In 1985, the heavies gathered at the Plaza Hotel on 59th Street in New York and hammered out a currency agreement. (This was, by the way, pre-Donald Trump ownership of the Plaza, when it was one of the world's premier hotels.)
At the time, Japan was going to buy the parts of the world it didn't already own. They probably grew to regret the agreements made that day.
Japan allowed the yen to appreciate, causing an influx of money into the country. The rise in the yen made their exports uncompetitive, and, says Barron's, the weekend publication from The Wall Street Journal, this was largely responsible for the Japanese malaise of the last twenty years.
The International Monetary Fund gave it a try this past weekend, but no deal was in sight. Perhaps the Chinese learned from the Japanese experience long ago, or perhaps they are just sick of being labeled the cause of the world's economic/trade problems.
The hostility between Washington and Beijing has, says the Financial Times of London, escalated "into something resembling trench warfare."
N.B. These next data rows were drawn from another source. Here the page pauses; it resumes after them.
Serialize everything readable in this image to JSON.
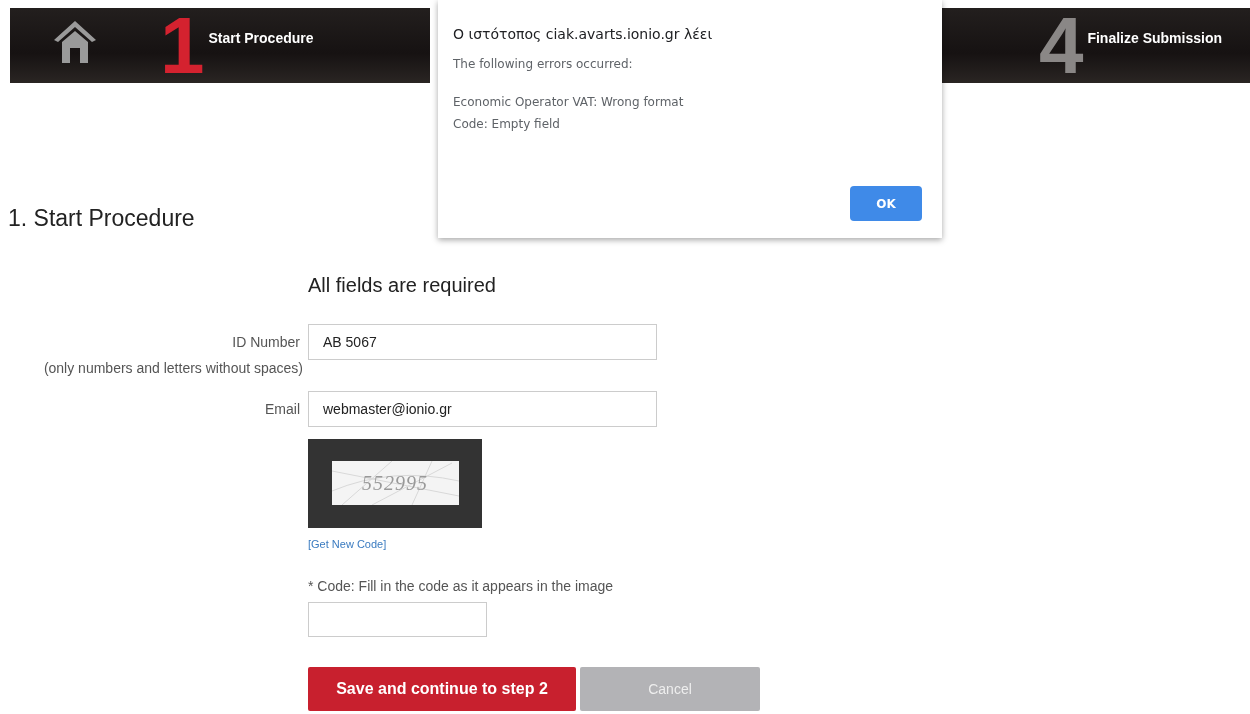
{
  "banners": [
    {
      "number": "1",
      "label": "Start Procedure",
      "home": true
    },
    {
      "number": "4",
      "label": "Finalize Submission",
      "home": false
    }
  ],
  "dialog": {
    "title": "Ο ιστότοπος ciak.avarts.ionio.gr λέει",
    "intro": "The following errors occurred:",
    "errors": [
      "Economic Operator VAT: Wrong format",
      "Code: Empty field"
    ],
    "button": "OK"
  },
  "heading": "1. Start Procedure",
  "form": {
    "note": "All fields are required",
    "fields": [
      {
        "label": "ID Number",
        "value": "AB 5067",
        "hint": "(only numbers and letters without spaces)"
      },
      {
        "label": "Email",
        "value": "webmaster@ionio.gr"
      }
    ],
    "captcha": {
      "code": "552995",
      "link": "[Get New Code]",
      "label": "* Code: Fill in the code as it appears in the image"
    },
    "buttons": [
      {
        "label": "Save and continue to step 2",
        "kind": "primary"
      },
      {
        "label": "Cancel",
        "kind": "secondary"
      }
    ]
  }
}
The US is (almost) saying what everyone knows, and that is China is manipulating its currency by keeping a hard peg to the dollar when, if left by itself, the renminbi would appreciate significantly. In so doing, say China's critics, they are preventing global recovery by hoarding the market for exports.